This interferometer is a variation of the Michelson/Twyman-Green interferometer. It produces an interference pattern with the light only making a single-pass through a test component. The Mach-Zehnder interferometer is an important diagnostic tool. It is most frequently used in the fields of plasma physics, aerodynamics, and heat transfer to measure density, pressure, and temperature changes in gases. Because of its relatively large and freely accessible working space and flexibility of location of the fringes, it is the most suitable interferometer to study the airflow around models of aerodynamic structures
An expanded laser beam is divided by a 50% reflecting, 50% transmitting beam splitter into two beams of equal intensity. After reflection at the 100% reflecting plane mirrors M1 and M2, the two beams are recombined by a 50% reflecting, 50% transmitting beam splitter.
Assume that the recombined beams are intercepted by a well-corrected positive lens, which brings both beams to a focus.
Two beams of light of equal amplitude and wavelength originating from the same source are brought to a focus at S' and S'', respectively, if the reflecting surfaces are nearly, but not perfectly, parallel to each other. The light from the images S' and S'' proceeds on, and the beams interfere in much the same way as in Young’s double slit experiment. In a plane at a right angle to the direction of propagation of the combined beams, an interference fringe pattern will be observed.
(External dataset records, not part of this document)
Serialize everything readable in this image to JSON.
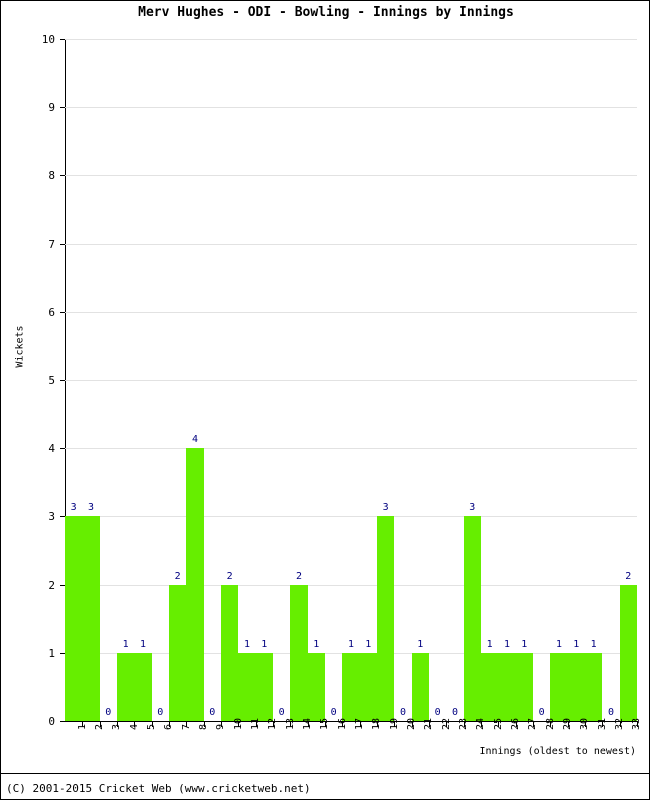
{
  "chart_data": {
    "type": "bar",
    "title": "Merv Hughes - ODI - Bowling - Innings by Innings",
    "xlabel": "Innings (oldest to newest)",
    "ylabel": "Wickets",
    "ylim": [
      0,
      10
    ],
    "ytick_labels": [
      "0",
      "1",
      "2",
      "3",
      "4",
      "5",
      "6",
      "7",
      "8",
      "9",
      "10"
    ],
    "grid": true,
    "legend": null,
    "bar_color": "#66ee00",
    "label_color": "#000080",
    "categories": [
      "1",
      "2",
      "3",
      "4",
      "5",
      "6",
      "7",
      "8",
      "9",
      "10",
      "11",
      "12",
      "13",
      "14",
      "15",
      "16",
      "17",
      "18",
      "19",
      "20",
      "21",
      "22",
      "23",
      "24",
      "25",
      "26",
      "27",
      "28",
      "29",
      "30",
      "31",
      "32",
      "33"
    ],
    "values": [
      3,
      3,
      0,
      1,
      1,
      0,
      2,
      4,
      0,
      2,
      1,
      1,
      0,
      2,
      1,
      0,
      1,
      1,
      3,
      0,
      1,
      0,
      0,
      3,
      1,
      1,
      1,
      0,
      1,
      1,
      1,
      0,
      2
    ],
    "value_labels": [
      "3",
      "3",
      "0",
      "1",
      "1",
      "0",
      "2",
      "4",
      "0",
      "2",
      "1",
      "1",
      "0",
      "2",
      "1",
      "0",
      "1",
      "1",
      "3",
      "0",
      "1",
      "0",
      "0",
      "3",
      "1",
      "1",
      "1",
      "0",
      "1",
      "1",
      "1",
      "0",
      "2"
    ]
  },
  "footer": {
    "copyright": "(C) 2001-2015 Cricket Web (www.cricketweb.net)"
  }
}
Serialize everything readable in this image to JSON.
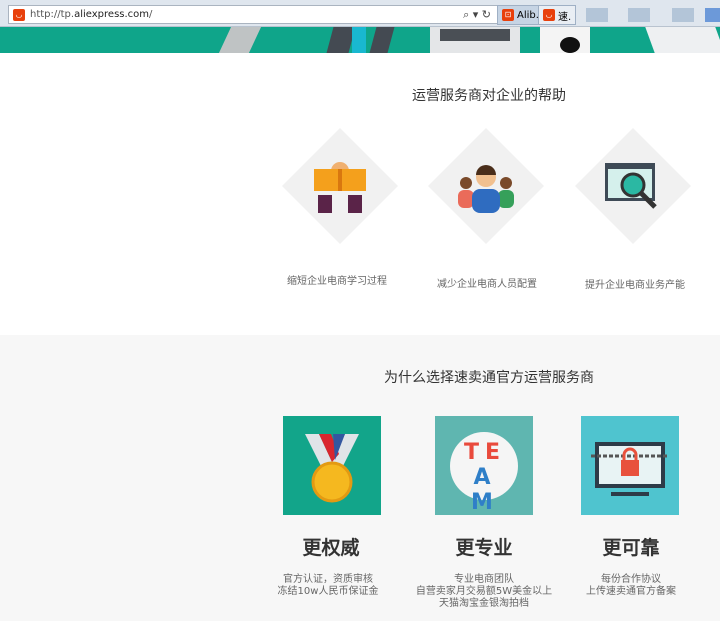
{
  "browser": {
    "url_prefix": "http://tp.",
    "url_domain": "aliexpress.com",
    "url_suffix": "/",
    "tools": "⌕ ▾ ↻",
    "tabs": [
      {
        "label": "Alib..."
      },
      {
        "label": "速."
      }
    ]
  },
  "section1": {
    "title": "运营服务商对企业的帮助",
    "items": [
      {
        "label": "缩短企业电商学习过程",
        "icon": "book-reader-icon"
      },
      {
        "label": "减少企业电商人员配置",
        "icon": "team-people-icon"
      },
      {
        "label": "提升企业电商业务产能",
        "icon": "chart-magnifier-icon"
      }
    ]
  },
  "section2": {
    "title": "为什么选择速卖通官方运营服务商",
    "items": [
      {
        "heading": "更权威",
        "lines": [
          "官方认证，资质审核",
          "冻结10w人民币保证金"
        ],
        "icon": "medal-icon"
      },
      {
        "heading": "更专业",
        "lines": [
          "专业电商团队",
          "自营卖家月交易额5W美金以上",
          "天猫淘宝金银淘拍档"
        ],
        "icon": "team-puzzle-icon",
        "team_letters": "TEAM"
      },
      {
        "heading": "更可靠",
        "lines": [
          "每份合作协议",
          "上传速卖通官方备案"
        ],
        "icon": "lock-screen-icon"
      }
    ]
  },
  "colors": {
    "teal": "#0fa58a",
    "orange": "#e8400c"
  }
}
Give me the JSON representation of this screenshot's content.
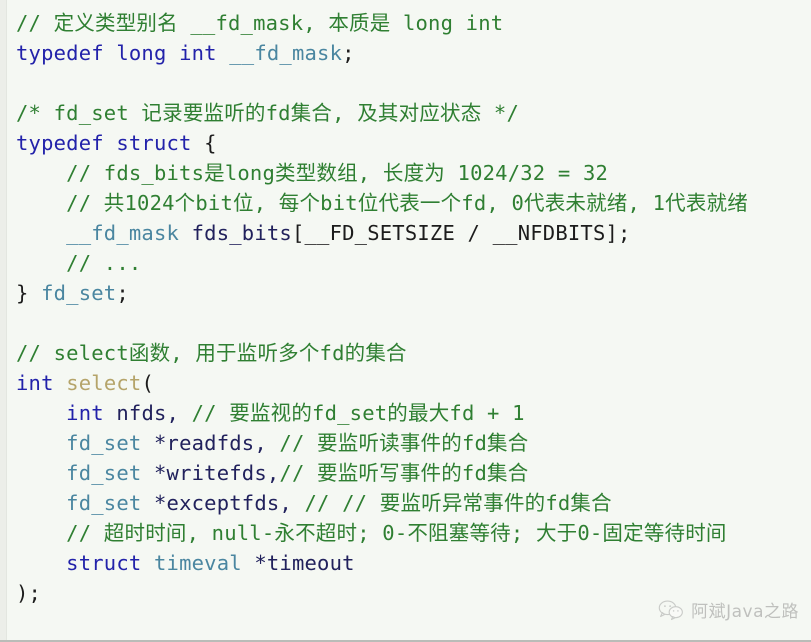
{
  "theme": {
    "background": "#f5f8f3",
    "gutter": "#eceee9",
    "comment_color": "#2f7f32",
    "keyword_color": "#2222aa",
    "type_color": "#4a86a0",
    "function_color": "#b5a46a",
    "identifier_color": "#21215c",
    "punctuation_color": "#1c1c1c"
  },
  "code": {
    "language": "c",
    "lines": [
      {
        "id": "l1",
        "text": "// 定义类型别名 __fd_mask, 本质是 long int"
      },
      {
        "id": "l2a",
        "text": "typedef"
      },
      {
        "id": "l2b",
        "text": "long"
      },
      {
        "id": "l2c",
        "text": "int"
      },
      {
        "id": "l2d",
        "text": "__fd_mask"
      },
      {
        "id": "l2e",
        "text": ";"
      },
      {
        "id": "l4",
        "text": "/* fd_set 记录要监听的fd集合, 及其对应状态 */"
      },
      {
        "id": "l5a",
        "text": "typedef"
      },
      {
        "id": "l5b",
        "text": "struct"
      },
      {
        "id": "l5c",
        "text": "{"
      },
      {
        "id": "l6",
        "text": "// fds_bits是long类型数组, 长度为 1024/32 = 32"
      },
      {
        "id": "l7",
        "text": "// 共1024个bit位, 每个bit位代表一个fd, 0代表未就绪, 1代表就绪"
      },
      {
        "id": "l8a",
        "text": "__fd_mask"
      },
      {
        "id": "l8b",
        "text": "fds_bits"
      },
      {
        "id": "l8c",
        "text": "[__FD_SETSIZE / __NFDBITS];"
      },
      {
        "id": "l9",
        "text": "// ..."
      },
      {
        "id": "l10a",
        "text": "}"
      },
      {
        "id": "l10b",
        "text": "fd_set"
      },
      {
        "id": "l10c",
        "text": ";"
      },
      {
        "id": "l12",
        "text": "// select函数, 用于监听多个fd的集合"
      },
      {
        "id": "l13a",
        "text": "int"
      },
      {
        "id": "l13b",
        "text": "select"
      },
      {
        "id": "l13c",
        "text": "("
      },
      {
        "id": "l14a",
        "text": "int"
      },
      {
        "id": "l14b",
        "text": "nfds,"
      },
      {
        "id": "l14c",
        "text": "// 要监视的fd_set的最大fd + 1"
      },
      {
        "id": "l15a",
        "text": "fd_set"
      },
      {
        "id": "l15b",
        "text": "*readfds,"
      },
      {
        "id": "l15c",
        "text": "// 要监听读事件的fd集合"
      },
      {
        "id": "l16a",
        "text": "fd_set"
      },
      {
        "id": "l16b",
        "text": "*writefds,"
      },
      {
        "id": "l16c",
        "text": "// 要监听写事件的fd集合"
      },
      {
        "id": "l17a",
        "text": "fd_set"
      },
      {
        "id": "l17b",
        "text": "*exceptfds,"
      },
      {
        "id": "l17c",
        "text": "// // 要监听异常事件的fd集合"
      },
      {
        "id": "l18",
        "text": "// 超时时间, null-永不超时; 0-不阻塞等待; 大于0-固定等待时间"
      },
      {
        "id": "l19a",
        "text": "struct"
      },
      {
        "id": "l19b",
        "text": "timeval"
      },
      {
        "id": "l19c",
        "text": "*timeout"
      },
      {
        "id": "l20",
        "text": ");"
      }
    ]
  },
  "watermark": {
    "icon": "wechat-icon",
    "text": "阿斌Java之路"
  }
}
If the length of the optical path of one of the beams is changed by inserting a test object into the path of the beam, a new phase shift is introduced between S' and S'' which causes a shift of the fringes. The extent of the shift is a sensitive measure of the change of the optical path length over the two dimensional fields of view.